PROBLEM:
Your response must consist of one number: how many lines in this material contain the word "visa".

### RECORDS PROVIDED

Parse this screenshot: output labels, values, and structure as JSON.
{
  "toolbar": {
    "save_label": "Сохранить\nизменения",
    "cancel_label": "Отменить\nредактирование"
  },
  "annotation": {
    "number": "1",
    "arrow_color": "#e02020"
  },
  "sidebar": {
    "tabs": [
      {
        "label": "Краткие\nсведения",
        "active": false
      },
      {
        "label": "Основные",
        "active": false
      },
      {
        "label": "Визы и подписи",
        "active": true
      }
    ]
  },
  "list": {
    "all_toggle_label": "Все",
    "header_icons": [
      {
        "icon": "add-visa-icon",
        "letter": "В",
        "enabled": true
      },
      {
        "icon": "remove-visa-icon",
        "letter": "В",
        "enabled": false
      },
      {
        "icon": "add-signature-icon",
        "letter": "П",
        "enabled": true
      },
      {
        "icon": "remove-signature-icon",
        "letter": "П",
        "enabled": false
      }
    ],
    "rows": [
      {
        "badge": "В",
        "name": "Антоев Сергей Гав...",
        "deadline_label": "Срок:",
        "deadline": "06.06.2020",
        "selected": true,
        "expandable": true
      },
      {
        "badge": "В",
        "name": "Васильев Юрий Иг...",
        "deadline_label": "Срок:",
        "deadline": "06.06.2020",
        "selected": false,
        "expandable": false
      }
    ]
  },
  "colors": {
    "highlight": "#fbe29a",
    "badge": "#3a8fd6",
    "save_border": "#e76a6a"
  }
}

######

RESPONSE BOX:
2